--- Extracted entries Enclosed Below ---
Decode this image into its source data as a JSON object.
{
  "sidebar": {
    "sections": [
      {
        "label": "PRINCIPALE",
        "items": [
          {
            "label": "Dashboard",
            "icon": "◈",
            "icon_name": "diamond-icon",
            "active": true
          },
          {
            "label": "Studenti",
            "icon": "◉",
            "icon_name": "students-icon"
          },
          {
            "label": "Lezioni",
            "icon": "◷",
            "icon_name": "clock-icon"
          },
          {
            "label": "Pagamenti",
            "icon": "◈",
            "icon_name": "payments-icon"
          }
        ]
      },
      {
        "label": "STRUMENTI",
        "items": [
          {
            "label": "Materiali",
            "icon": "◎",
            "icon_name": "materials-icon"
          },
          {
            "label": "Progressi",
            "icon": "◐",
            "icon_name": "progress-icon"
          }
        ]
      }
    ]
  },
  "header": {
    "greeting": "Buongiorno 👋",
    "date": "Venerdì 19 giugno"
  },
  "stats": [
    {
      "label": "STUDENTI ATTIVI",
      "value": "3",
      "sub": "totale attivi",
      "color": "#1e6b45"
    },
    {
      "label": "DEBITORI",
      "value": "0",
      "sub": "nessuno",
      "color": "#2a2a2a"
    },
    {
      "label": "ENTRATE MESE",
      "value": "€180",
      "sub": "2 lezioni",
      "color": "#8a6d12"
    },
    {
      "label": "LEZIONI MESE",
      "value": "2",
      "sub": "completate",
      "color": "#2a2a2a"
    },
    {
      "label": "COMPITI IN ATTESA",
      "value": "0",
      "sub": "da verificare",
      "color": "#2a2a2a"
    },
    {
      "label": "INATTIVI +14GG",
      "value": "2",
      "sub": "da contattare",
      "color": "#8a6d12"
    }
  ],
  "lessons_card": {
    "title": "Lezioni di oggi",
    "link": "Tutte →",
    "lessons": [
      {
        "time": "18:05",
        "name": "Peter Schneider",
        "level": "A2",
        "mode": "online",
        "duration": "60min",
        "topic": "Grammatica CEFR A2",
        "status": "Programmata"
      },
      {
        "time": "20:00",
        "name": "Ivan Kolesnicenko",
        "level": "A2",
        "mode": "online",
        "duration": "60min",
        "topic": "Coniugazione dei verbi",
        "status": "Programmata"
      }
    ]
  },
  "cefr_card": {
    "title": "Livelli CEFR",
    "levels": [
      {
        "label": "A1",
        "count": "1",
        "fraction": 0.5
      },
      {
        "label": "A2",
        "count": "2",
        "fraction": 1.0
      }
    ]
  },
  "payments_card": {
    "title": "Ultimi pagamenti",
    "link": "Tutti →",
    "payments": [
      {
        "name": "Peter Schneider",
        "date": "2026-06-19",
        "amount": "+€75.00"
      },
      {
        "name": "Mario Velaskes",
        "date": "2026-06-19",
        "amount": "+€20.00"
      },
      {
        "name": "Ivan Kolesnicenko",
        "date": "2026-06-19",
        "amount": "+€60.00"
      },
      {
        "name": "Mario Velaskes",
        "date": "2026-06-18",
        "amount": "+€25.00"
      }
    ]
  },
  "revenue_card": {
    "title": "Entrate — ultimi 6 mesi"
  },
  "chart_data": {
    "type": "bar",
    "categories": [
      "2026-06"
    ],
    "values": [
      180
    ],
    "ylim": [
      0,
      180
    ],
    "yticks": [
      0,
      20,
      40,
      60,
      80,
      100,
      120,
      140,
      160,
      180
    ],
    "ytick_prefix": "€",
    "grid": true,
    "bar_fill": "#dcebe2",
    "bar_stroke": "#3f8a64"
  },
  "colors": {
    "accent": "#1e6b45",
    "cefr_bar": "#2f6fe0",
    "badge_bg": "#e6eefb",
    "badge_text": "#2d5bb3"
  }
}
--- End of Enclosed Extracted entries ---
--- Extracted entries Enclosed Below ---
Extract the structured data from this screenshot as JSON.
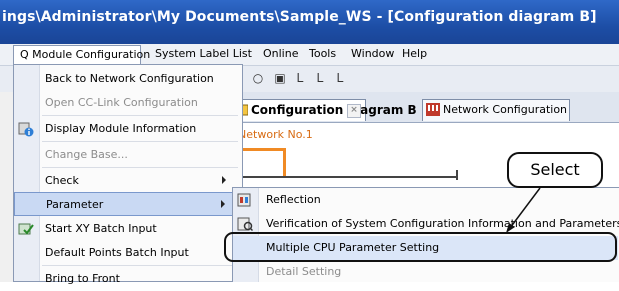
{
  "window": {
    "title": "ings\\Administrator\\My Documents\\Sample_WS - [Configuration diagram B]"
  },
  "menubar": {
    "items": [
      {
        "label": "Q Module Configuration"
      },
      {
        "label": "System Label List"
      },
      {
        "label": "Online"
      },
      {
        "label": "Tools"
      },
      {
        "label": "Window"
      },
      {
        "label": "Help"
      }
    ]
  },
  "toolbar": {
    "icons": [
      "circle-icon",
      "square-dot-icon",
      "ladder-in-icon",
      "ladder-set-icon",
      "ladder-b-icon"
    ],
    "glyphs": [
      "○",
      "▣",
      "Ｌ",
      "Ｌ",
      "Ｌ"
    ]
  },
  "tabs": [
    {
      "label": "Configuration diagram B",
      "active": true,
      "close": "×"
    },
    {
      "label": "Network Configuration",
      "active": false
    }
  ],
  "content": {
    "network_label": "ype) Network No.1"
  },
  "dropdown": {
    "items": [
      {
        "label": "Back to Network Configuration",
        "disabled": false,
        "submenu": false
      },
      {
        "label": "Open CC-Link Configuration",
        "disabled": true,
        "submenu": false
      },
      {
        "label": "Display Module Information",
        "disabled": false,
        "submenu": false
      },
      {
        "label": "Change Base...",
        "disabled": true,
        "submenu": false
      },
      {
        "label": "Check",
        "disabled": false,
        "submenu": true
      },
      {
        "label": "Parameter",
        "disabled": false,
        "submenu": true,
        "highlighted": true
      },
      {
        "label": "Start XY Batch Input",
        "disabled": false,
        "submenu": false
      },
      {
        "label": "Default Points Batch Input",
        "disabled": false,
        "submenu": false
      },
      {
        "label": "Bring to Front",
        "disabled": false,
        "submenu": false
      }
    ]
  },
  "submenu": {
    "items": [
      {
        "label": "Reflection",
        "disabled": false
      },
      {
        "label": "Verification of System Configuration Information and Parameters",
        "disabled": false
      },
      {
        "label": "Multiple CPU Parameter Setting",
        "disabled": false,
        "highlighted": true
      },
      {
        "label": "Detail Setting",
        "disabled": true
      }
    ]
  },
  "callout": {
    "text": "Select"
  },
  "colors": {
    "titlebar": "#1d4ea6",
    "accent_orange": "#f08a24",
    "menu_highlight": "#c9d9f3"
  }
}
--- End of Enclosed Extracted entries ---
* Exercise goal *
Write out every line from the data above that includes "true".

* Exercise result *
            "active": true
    "grid": true,
      "active": true,
        "disabled": true,
        "disabled": true,
        "submenu": true
        "submenu": true,
        "highlighted": true
        "highlighted": true
        "disabled": true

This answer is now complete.